Couples going through marriage preparation are in the midst of spending long hours planning the details of their wedding day, with “the dress, and the glitz and glitter,” said Krisanne Murphy, but she added, “There is a real life in a marriage,” and marriage preparation programs in the Archdiocese of Washington aim to address the practical, emotional, and spiritual needs of marriage.
By volunteering to speak during the marriage preparation course at St. Peter’s Parish in Washington, Krisanne and her husband, Jay, hope to remind the couples preparing for marriage that they are entering into a life-long covenant. By hearing from real married couples about how God is present in their marriages, in addition to hearing from priests, Jay said the class “makes God practical.”
When the Murphys were preparing for marriage, they felt a desire for more practical marriage advice given by real married couples. A few years later, they heard that the pastor of St. Peter’s in Washington was going to be starting a team teaching model with lay couples for marriage prep, and they were asked to participate. Given their own desire to hear from real, married couples about marriage, they agreed, and began by talking to couples one-on-one in their living room.
Over 10 years, the program has grown so much that they now speak to about 30-50 couples at a time. The marriage-prep course at St. Peter’s is spread out into four consecutive Saturdays, covering a variety of topics with time for couples to have both small group and one-on-one discussion. The Murphys give the first talk on the first Saturday of the four-week course, which runs three times a year.

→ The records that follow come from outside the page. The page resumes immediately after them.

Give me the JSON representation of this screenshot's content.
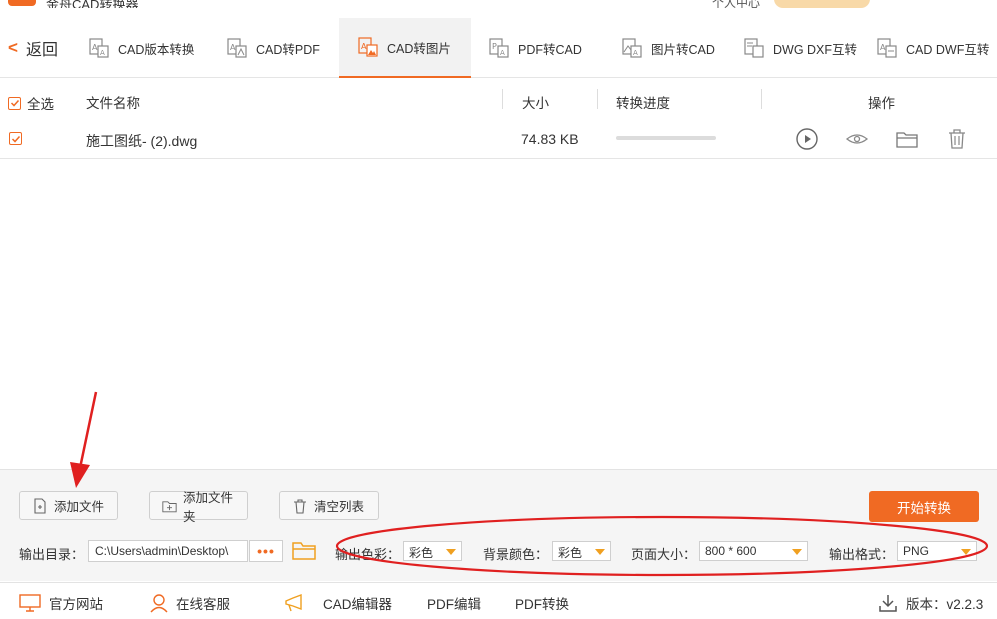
{
  "window": {
    "title": "金舟CAD转换器",
    "right_text": "个人中心"
  },
  "toolbar": {
    "back_label": "返回",
    "tabs": [
      {
        "label": "CAD版本转换",
        "icon": "cad-version-icon",
        "active": false
      },
      {
        "label": "CAD转PDF",
        "icon": "cad-to-pdf-icon",
        "active": false
      },
      {
        "label": "CAD转图片",
        "icon": "cad-to-image-icon",
        "active": true
      },
      {
        "label": "PDF转CAD",
        "icon": "pdf-to-cad-icon",
        "active": false
      },
      {
        "label": "图片转CAD",
        "icon": "image-to-cad-icon",
        "active": false
      },
      {
        "label": "DWG DXF互转",
        "icon": "dwg-dxf-icon",
        "active": false
      },
      {
        "label": "CAD DWF互转",
        "icon": "cad-dwf-icon",
        "active": false
      }
    ]
  },
  "table": {
    "headers": {
      "select_all": "全选",
      "name": "文件名称",
      "size": "大小",
      "progress": "转换进度",
      "actions": "操作"
    },
    "rows": [
      {
        "checked": true,
        "name": "施工图纸- (2).dwg",
        "size": "74.83 KB",
        "progress": 0
      }
    ]
  },
  "bottom": {
    "add_file": "添加文件",
    "add_folder": "添加文件夹",
    "clear_list": "清空列表",
    "start": "开始转换",
    "output_dir_label": "输出目录：",
    "output_dir_value": "C:\\Users\\admin\\Desktop\\",
    "dots": "•••",
    "color_label": "输出色彩：",
    "color_value": "彩色",
    "bg_label": "背景颜色：",
    "bg_value": "彩色",
    "page_label": "页面大小：",
    "page_value": "800 * 600",
    "format_label": "输出格式：",
    "format_value": "PNG"
  },
  "status": {
    "website": "官方网站",
    "service": "在线客服",
    "cad_editor": "CAD编辑器",
    "pdf_editor": "PDF编辑",
    "pdf_convert": "PDF转换",
    "version": "版本：v2.2.3"
  },
  "colors": {
    "accent": "#f06a23",
    "annotation": "#e02020"
  }
}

The archdiocese now offers several options for marriage preparation, which cover the same content and are all taught by a combination of lay people and priests. Several parishes in the archdiocese offer weekly classes, and there is the option to do an intensive weekend course either at Our Lady of Bethesda Center for Family Development or on an Engaged Encounter Retreat. There is also a Spanish language option at St. John Neumann Parish in Gaithersburg. Couples are able to choose which format fits best with their own schedules and personalities.
Amidst a culture that values instant gratification and believes “if it doesn’t feel good then it must not be right,” the Murphys try to “meet couples where they’re at” to explain that conflict is a normal part of marriage, and they should embrace it as a form of growing together and getting to know each other better.
“Conflict is inherent in any kind of dynamic, growing relationship and it doesn’t mean it is a bad thing,” Jay said.
While it doesn’t always feel like a couple is growing together while in the midst of the conflict, Jay said couples should remember, “God is with you in your marriage. He has ordained it, and He will see you through it.”
By turning away from conflict, “you are doing a disservice to your ministry of marriage,” Jay said. In order to navigate the conflict that they are encouraging the couples to embrace, the Murphys discuss the importance of communication, which they say provides them with a touchstone to evaluate how their own marriage is going along the way.
“We need that, I think, in our own marriage, so actually talking about it in front of a bunch of people who are about to enter into it helps us remember that in our own lives,” Jay added.
The Murphys think Catholic marriages are special because the couples are doing more than signing a contract. In most sacraments, the priest confers the sacrament upon the person receiving it, but during a wedding Mass, the couple is conferring the sacrament upon each other when they say their vows. In doing so, they are entering into a life-long covenant and vocation, where they are trying their best to make sure the other person gets to heaven.
“The ministry is all about growing together, dying to your self and emerging as one body in Christ together, and it makes tons of sense in that construct that your salvation is tied into one another,” Jay said.
The Murphys, who are parishioners at St. Peter’s along with their three children, see their participation in marriage preparation as a way of entering into the New Evangelization. Since not everyone getting married in the Catholic Church is a practicing Catholic, they have an opportunity to present the faith in a new way.
“Hopefully it is inviting enough, open enough, real and authentic enough that people… find it relevant and see it as a reason to come back to the Church. And for people who are not from the Catholic tradition, hopefully it is a welcome into the Catholic tradition,” Krisanne said. “And it is not all about getting Catholic converts…it is about expressing God’s love for us, God’s love for marriage and families and that special ministry. Hopefully it is attractive enough that people want some of that and it connects to a deeper longing in their heart along the way.”